Arce and Choquehuanca arrived at the archaeological site before dawn, to make an offering to the deities and ancestors as a way of “asking permission” before entering the Akapna pyramid and passing through a portal to descend some ancient steps cut into the stone.
Once at the lower level, they were welcomed by Aymara elders, wise men and women carrying on the Inca traditions, bearing braziers they fed with incense and leading them toward the Kalasasaya temple.
There, they placed the so-called “mesas,” carved wooden and colorful animals and other figures representing the good things mankind receives from Pachamama and to which they then set fire, feeding the flames with wine and alcohol.
That spiritual moment came to its culmination when the participants extended their hands, palms open, in the direction of the large bonfire that was lit as a symbol of receiving the energies that are believed to become manifest with the newly inaugurated temporal period.

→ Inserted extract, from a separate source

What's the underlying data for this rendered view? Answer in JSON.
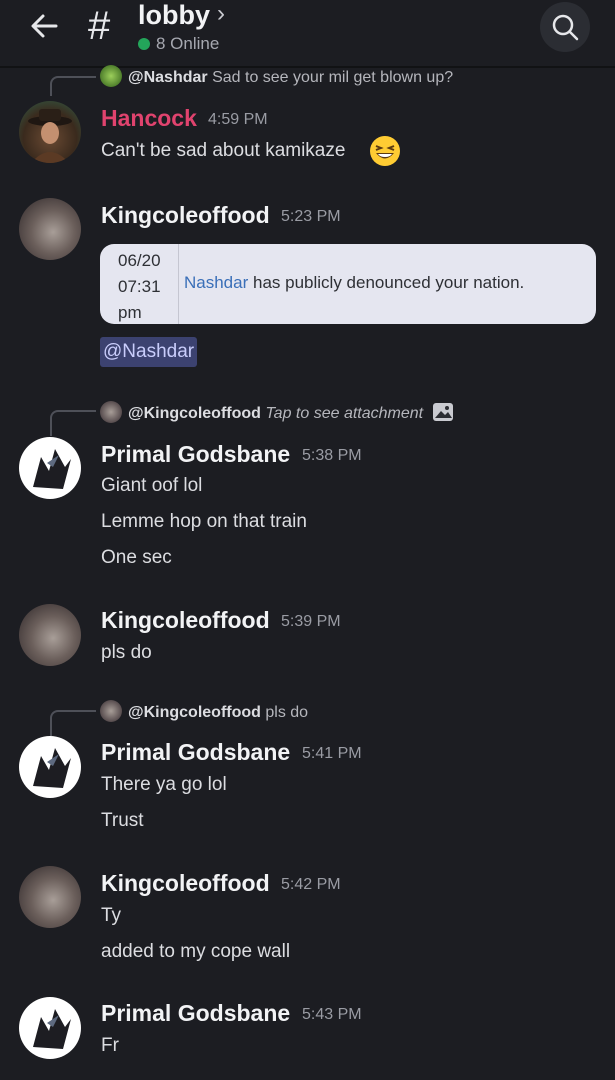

In his speech at the ceremony, Arce emphasized that the Southern Hemisphere’s summer solstice “augurs for the production” of food, ensuring that “the rains will come” and that starting at this point a new period is under way that, according to the Andean cosmological view, provides hope for the rest of the year.
The president made reference to the prolonged drought that has affected the country for the past three years, although up until the recent past the annual cycle had included abundant rain followed by seasonal dry periods.
“Pachamama is telling us (with the solstice) that she’s going to bless us with rains and that we’re going to produce food for the people, (and thus it is) very important to come to Tiahuanaco,” he emphasized.
In turn, Choquehuanca said that the summer solstice is one of four “cosmic dates” that in Bolivia foster an “encounter” among people with Mother Earth, the sun, the rivers and with fire.
The Bolivian vice president said that with this new cycle “the rains will begin in March,” and that this also includes a significant energy element given that water is vital for “life” and “calmness.”
This year’s summer solstice is also the occasion on which the Bolivian government is launching a “geopolitics of living well,” that is understood to be a “decolonization from Western geopolitics,” he said.
Choquehuanca mentioned that the proposal includes “taking care of life,” “returning to equilibrium” and “finding consensus,” something that he said runs counter to the geopolitical model that implies “domination and subjugation.”
The new “geopolitical” model also implies a process of “reordering international relations,” said the vice president.
The idea of “living well,” a value enshrined in the Bolivian Constitution of 2009, is linked to the ancient knowledge of indigenous peoples and emphasizes certain other elements like complementarity and harmony among the members of the community and with nature.